Exercise brief => Lines with the word "duration" in them are the ones to copy from the records.

========

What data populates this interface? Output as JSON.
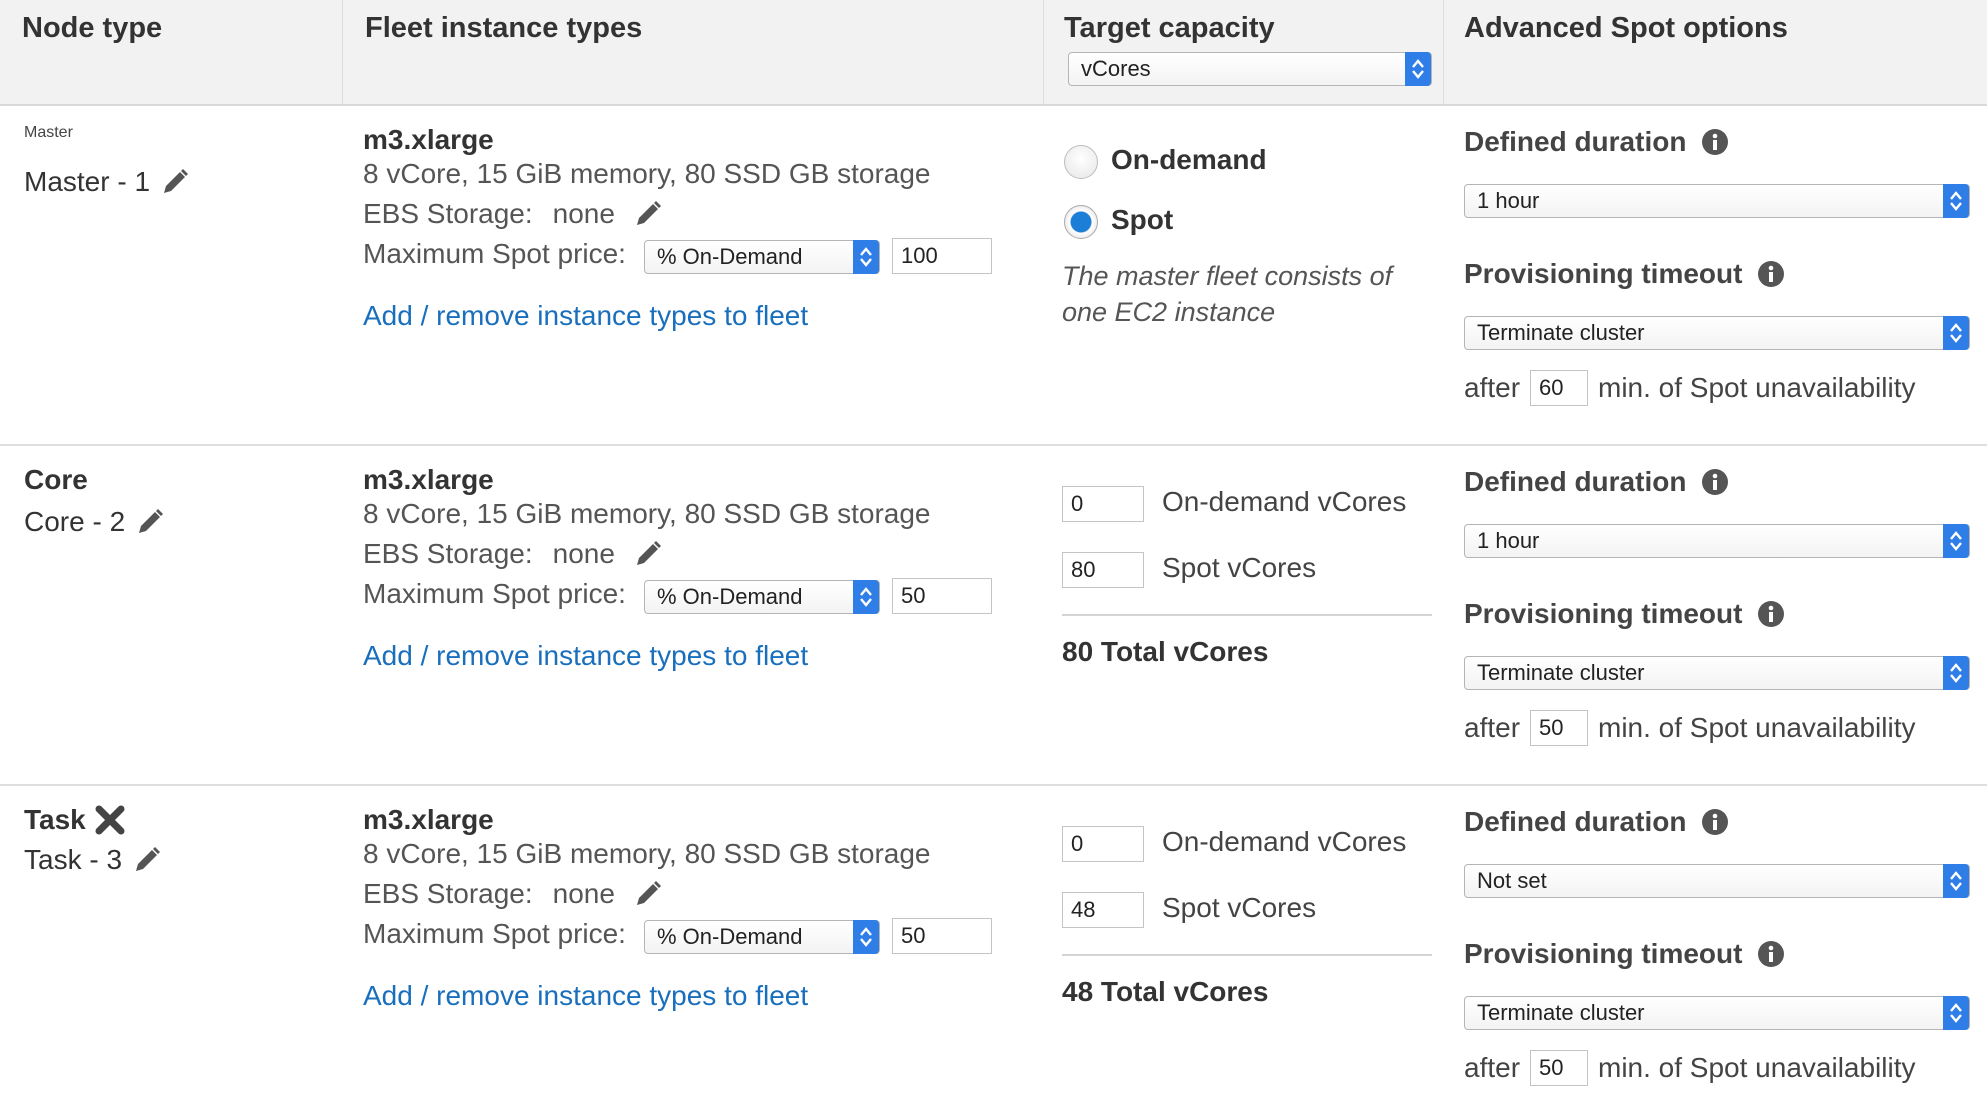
{
  "header": {
    "node_type": "Node type",
    "fleet_instance_types": "Fleet instance types",
    "target_capacity": "Target capacity",
    "target_capacity_select": "vCores",
    "advanced_spot_options": "Advanced Spot options"
  },
  "common": {
    "ebs_label": "EBS Storage:",
    "ebs_value": "none",
    "max_spot_label": "Maximum Spot price:",
    "add_remove_link": "Add / remove instance types to fleet",
    "defined_duration": "Defined duration",
    "provisioning_timeout": "Provisioning timeout",
    "after": "after",
    "min_unavailability": "min. of Spot unavailability",
    "on_demand_vcores": "On-demand vCores",
    "spot_vcores": "Spot vCores"
  },
  "rows": [
    {
      "node_title": "Master",
      "node_sub": "Master - 1",
      "instance_name": "m3.xlarge",
      "instance_specs": "8 vCore, 15 GiB memory, 80 SSD GB storage",
      "price_mode": "% On-Demand",
      "price_value": "100",
      "on_demand_label": "On-demand",
      "spot_label": "Spot",
      "selected": "Spot",
      "note": "The master fleet consists of one EC2 instance",
      "duration": "1 hour",
      "timeout_action": "Terminate cluster",
      "after_minutes": "60"
    },
    {
      "node_title": "Core",
      "node_sub": "Core - 2",
      "instance_name": "m3.xlarge",
      "instance_specs": "8 vCore, 15 GiB memory, 80 SSD GB storage",
      "price_mode": "% On-Demand",
      "price_value": "50",
      "on_demand_vcores": "0",
      "spot_vcores": "80",
      "total": "80 Total vCores",
      "duration": "1 hour",
      "timeout_action": "Terminate cluster",
      "after_minutes": "50"
    },
    {
      "node_title": "Task",
      "node_sub": "Task - 3",
      "instance_name": "m3.xlarge",
      "instance_specs": "8 vCore, 15 GiB memory, 80 SSD GB storage",
      "price_mode": "% On-Demand",
      "price_value": "50",
      "on_demand_vcores": "0",
      "spot_vcores": "48",
      "total": "48 Total vCores",
      "duration": "Not set",
      "timeout_action": "Terminate cluster",
      "after_minutes": "50"
    }
  ],
  "colors": {
    "link": "#1a6fbd",
    "select_accent": "#2f7ee8",
    "radio_selected": "#1c7ed6",
    "header_bg": "#f2f2f2"
  }
}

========

Exercise answer =>
    "defined_duration": "Defined duration",
      "duration": "1 hour",
      "duration": "1 hour",
      "duration": "Not set",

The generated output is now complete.